NextGen Solawazi is set up to develop, construct, operate and maintain a 5MW solar photovoltaic (PV) power plant as an Independent Power Producer under the Small Power Producer Program in Tanzania. The solar plant is to be connected to the isolated mini-grid of Kigoma region to support the strategic rural electrification efforts of the Government of Tanzania under the SE4ALL initiative of the United Nations and European Union. The project is (one of) the first solar PV utilities supplying power to an isolated grid at this scale in the region and its success will be an accelerator to future replication of this type of projects in the region. The solar plant will replace and complement diesel generators, having a great positive impact not only on the environment but also on the cost price to the off-taker, the national power utility of Tanzania. Lowering the cost price for such isolated grids will make it more attractive to expand the distribution network to more remote areas.

ElectriFI Contribution

ElectriFI will provide US$ 64,015 in development financing to upgrade the engineering assessment and grid load study that seeks to verify the technical viability of the project. This is the first time this type of detailed technical study is being conducted for a legacy diesel–modern PV solar plant connected to an isolated mini-grid. The study report can also be used as a reference or basis for other similar studies in the near future. If ElectriFI would provide more funding to the Solawazi project, this development financing will be converted to a first down payment under a larger financing agreement.
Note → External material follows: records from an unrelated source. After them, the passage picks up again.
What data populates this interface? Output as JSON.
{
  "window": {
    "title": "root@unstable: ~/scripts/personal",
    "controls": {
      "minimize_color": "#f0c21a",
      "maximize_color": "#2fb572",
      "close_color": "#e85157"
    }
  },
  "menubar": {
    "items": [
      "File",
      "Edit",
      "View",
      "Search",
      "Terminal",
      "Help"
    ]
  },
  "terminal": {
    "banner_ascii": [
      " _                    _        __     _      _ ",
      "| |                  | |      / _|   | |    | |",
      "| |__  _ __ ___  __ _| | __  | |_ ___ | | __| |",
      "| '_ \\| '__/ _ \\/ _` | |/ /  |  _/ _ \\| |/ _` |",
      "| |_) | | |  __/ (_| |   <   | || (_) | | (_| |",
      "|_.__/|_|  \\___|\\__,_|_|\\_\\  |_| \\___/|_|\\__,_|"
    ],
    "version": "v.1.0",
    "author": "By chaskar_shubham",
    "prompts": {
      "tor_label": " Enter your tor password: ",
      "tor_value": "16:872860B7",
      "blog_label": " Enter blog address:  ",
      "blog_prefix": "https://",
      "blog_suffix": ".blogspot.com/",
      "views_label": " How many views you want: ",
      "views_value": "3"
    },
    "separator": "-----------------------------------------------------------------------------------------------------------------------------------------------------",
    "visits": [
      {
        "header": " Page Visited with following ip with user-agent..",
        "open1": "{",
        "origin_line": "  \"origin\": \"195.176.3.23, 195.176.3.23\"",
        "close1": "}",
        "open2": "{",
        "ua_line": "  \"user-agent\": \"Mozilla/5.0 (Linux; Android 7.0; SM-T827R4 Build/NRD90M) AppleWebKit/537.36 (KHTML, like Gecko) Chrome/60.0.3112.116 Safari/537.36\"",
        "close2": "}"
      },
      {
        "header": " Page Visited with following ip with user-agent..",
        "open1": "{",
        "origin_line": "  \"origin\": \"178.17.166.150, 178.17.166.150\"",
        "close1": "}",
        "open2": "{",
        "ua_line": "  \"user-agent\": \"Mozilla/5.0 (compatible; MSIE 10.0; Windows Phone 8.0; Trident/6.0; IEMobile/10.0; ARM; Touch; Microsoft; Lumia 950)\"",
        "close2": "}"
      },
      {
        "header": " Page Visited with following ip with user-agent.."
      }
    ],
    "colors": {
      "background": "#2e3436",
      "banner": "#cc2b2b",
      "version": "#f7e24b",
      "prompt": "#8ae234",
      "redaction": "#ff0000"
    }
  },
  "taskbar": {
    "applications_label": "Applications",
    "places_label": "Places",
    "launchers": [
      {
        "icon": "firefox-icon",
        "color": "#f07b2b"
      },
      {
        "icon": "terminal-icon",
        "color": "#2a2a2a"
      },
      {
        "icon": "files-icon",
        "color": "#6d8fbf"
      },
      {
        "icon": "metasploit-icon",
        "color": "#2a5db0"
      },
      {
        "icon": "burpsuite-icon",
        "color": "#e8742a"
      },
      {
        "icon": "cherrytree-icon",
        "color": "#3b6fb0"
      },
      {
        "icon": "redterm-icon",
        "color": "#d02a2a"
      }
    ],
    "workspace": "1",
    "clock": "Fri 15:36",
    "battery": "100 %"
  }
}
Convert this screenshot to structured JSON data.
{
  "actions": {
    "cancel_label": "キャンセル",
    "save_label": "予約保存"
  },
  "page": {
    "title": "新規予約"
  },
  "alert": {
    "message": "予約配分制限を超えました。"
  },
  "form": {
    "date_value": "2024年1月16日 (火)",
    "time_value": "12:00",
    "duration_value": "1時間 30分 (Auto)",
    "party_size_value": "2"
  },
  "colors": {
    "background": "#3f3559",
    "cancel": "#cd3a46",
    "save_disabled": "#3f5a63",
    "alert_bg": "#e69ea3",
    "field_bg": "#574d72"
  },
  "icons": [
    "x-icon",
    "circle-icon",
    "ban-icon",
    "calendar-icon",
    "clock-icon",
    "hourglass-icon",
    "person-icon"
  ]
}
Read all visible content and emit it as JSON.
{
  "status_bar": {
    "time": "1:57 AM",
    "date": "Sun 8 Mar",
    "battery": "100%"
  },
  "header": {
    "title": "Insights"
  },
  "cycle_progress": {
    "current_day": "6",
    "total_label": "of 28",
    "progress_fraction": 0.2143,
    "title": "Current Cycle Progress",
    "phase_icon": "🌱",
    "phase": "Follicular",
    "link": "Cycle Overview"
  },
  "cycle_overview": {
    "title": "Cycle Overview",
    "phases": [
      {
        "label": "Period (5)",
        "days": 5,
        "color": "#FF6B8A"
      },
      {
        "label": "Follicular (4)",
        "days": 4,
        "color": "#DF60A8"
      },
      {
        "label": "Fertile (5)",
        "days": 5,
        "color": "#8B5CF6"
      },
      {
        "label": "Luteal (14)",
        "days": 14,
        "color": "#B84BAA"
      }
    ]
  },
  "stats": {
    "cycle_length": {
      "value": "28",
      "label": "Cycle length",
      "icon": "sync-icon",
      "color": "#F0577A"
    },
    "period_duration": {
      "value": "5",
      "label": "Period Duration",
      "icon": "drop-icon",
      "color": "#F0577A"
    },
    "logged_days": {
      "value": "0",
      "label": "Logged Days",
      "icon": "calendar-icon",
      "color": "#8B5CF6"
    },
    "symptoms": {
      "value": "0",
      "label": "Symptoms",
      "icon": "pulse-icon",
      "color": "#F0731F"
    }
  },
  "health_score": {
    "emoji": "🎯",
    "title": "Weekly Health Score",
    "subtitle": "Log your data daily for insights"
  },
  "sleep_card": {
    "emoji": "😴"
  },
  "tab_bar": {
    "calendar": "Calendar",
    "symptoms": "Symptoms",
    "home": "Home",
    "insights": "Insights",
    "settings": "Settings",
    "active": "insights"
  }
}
The Project Developer

NextGen Solawazi is a Tanzanian private sector organization focused on building and operating several large scale solar PV power plants connected to mini- and main grids in remote and rural Tanzania. The objective of NextGen Solawazi is to bring private sector investment and funding from commercial banks to help reduce poverty and accelerate development in remote and rural areas – by providing plentiful, reliable and more affordable electricity and reduce dependence on expensive fossil fuels. These solar power plants are based on a hybrid model integrating modern PV generation with existing legacy diesel plants. The company is an official private sector partner of US Government’s Power Africa Initiative and is committed to scaling up the model across several Sub-Saharan African and small island nations.